-- Data listing follows --
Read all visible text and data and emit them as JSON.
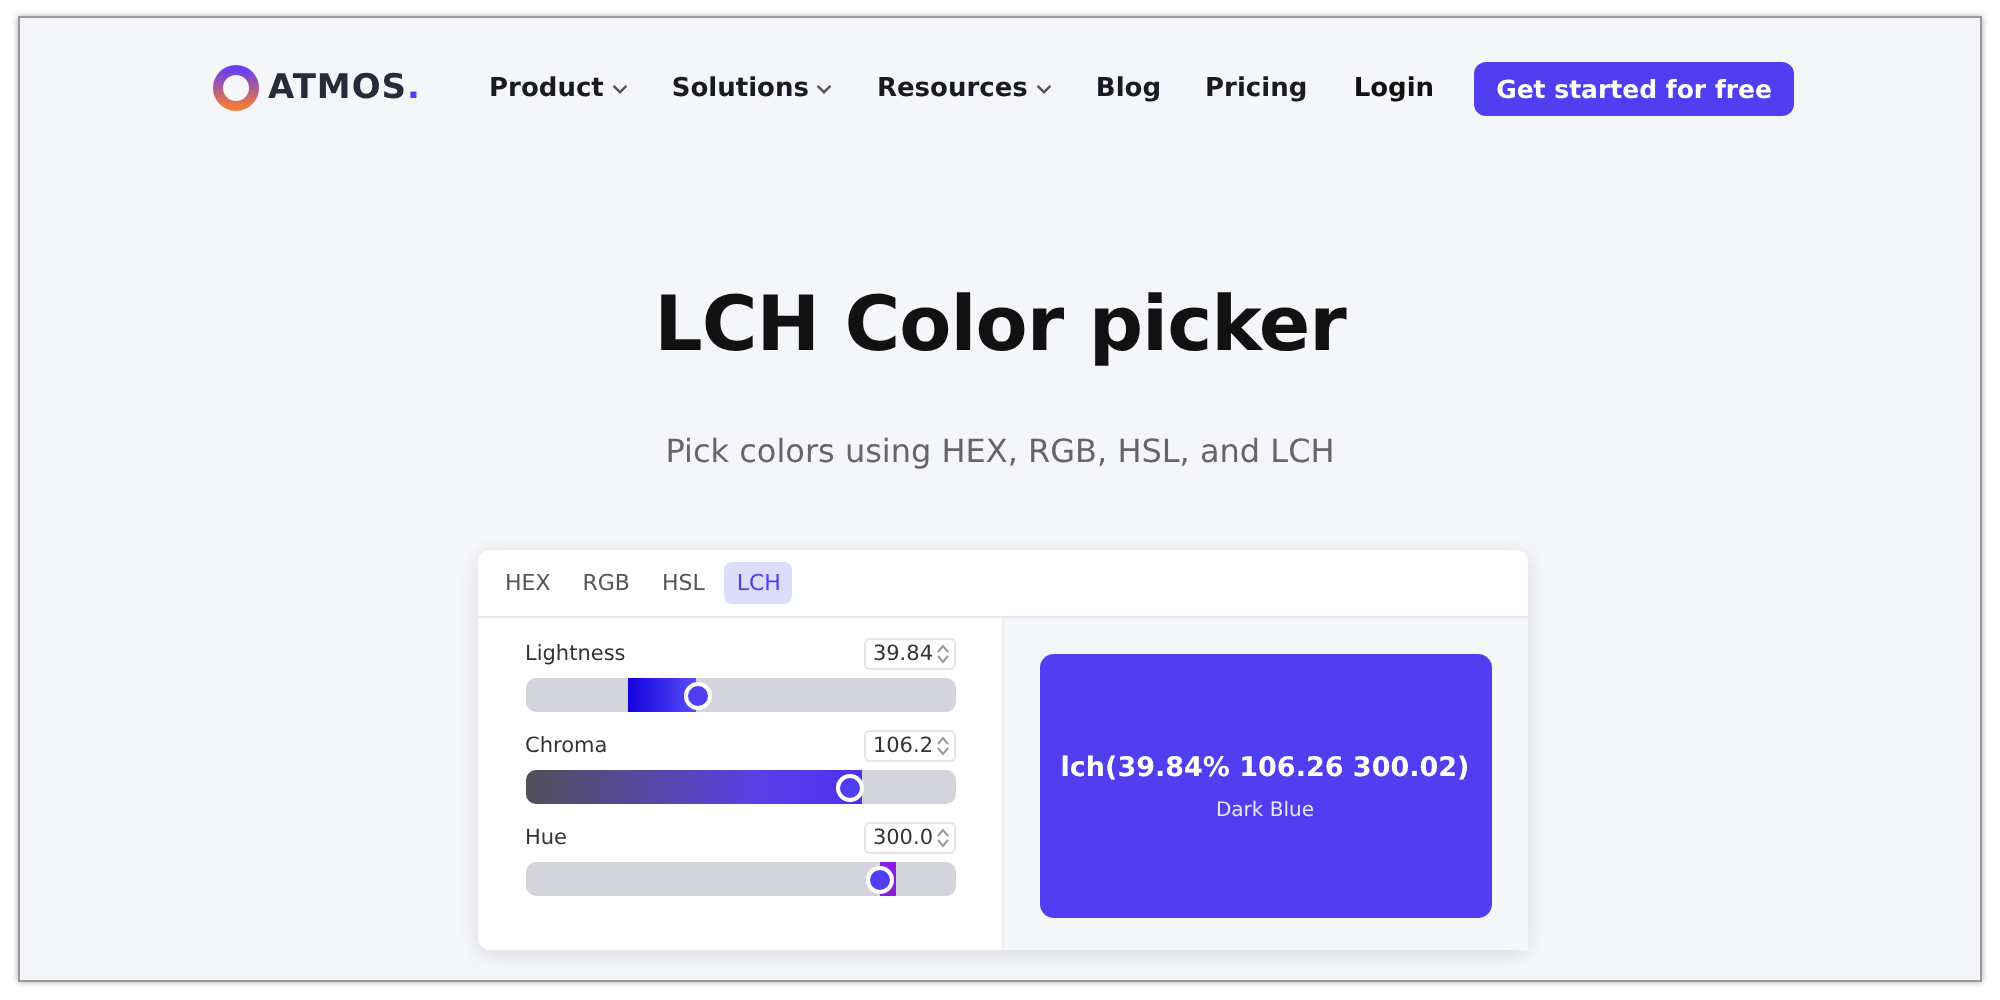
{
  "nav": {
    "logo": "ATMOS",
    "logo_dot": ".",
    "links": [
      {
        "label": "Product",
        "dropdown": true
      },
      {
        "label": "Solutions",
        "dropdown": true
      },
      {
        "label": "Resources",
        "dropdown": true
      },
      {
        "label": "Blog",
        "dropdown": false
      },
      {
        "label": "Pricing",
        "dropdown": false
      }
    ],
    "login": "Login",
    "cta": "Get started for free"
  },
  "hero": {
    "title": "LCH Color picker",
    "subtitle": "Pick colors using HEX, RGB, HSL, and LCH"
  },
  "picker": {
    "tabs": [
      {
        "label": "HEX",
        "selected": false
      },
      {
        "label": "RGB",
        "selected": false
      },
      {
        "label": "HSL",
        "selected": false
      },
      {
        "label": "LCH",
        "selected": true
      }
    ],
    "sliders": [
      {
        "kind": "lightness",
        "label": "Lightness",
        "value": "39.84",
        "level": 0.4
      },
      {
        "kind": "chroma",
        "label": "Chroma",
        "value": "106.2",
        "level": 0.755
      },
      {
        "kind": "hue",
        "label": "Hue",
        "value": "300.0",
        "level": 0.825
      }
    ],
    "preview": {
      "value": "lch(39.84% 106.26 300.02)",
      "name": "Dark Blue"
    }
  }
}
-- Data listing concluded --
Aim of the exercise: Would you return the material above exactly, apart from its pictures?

Answer section:
Read all visible text and data and emit them as JSON.
{
  "nav": {
    "logo": "ATMOS",
    "logo_dot": ".",
    "links": [
      {
        "label": "Product",
        "dropdown": true
      },
      {
        "label": "Solutions",
        "dropdown": true
      },
      {
        "label": "Resources",
        "dropdown": true
      },
      {
        "label": "Blog",
        "dropdown": false
      },
      {
        "label": "Pricing",
        "dropdown": false
      }
    ],
    "login": "Login",
    "cta": "Get started for free"
  },
  "hero": {
    "title": "LCH Color picker",
    "subtitle": "Pick colors using HEX, RGB, HSL, and LCH"
  },
  "picker": {
    "tabs": [
      {
        "label": "HEX",
        "selected": false
      },
      {
        "label": "RGB",
        "selected": false
      },
      {
        "label": "HSL",
        "selected": false
      },
      {
        "label": "LCH",
        "selected": true
      }
    ],
    "sliders": [
      {
        "kind": "lightness",
        "label": "Lightness",
        "value": "39.84",
        "level": 0.4
      },
      {
        "kind": "chroma",
        "label": "Chroma",
        "value": "106.2",
        "level": 0.755
      },
      {
        "kind": "hue",
        "label": "Hue",
        "value": "300.0",
        "level": 0.825
      }
    ],
    "preview": {
      "value": "lch(39.84% 106.26 300.02)",
      "name": "Dark Blue"
    }
  }
}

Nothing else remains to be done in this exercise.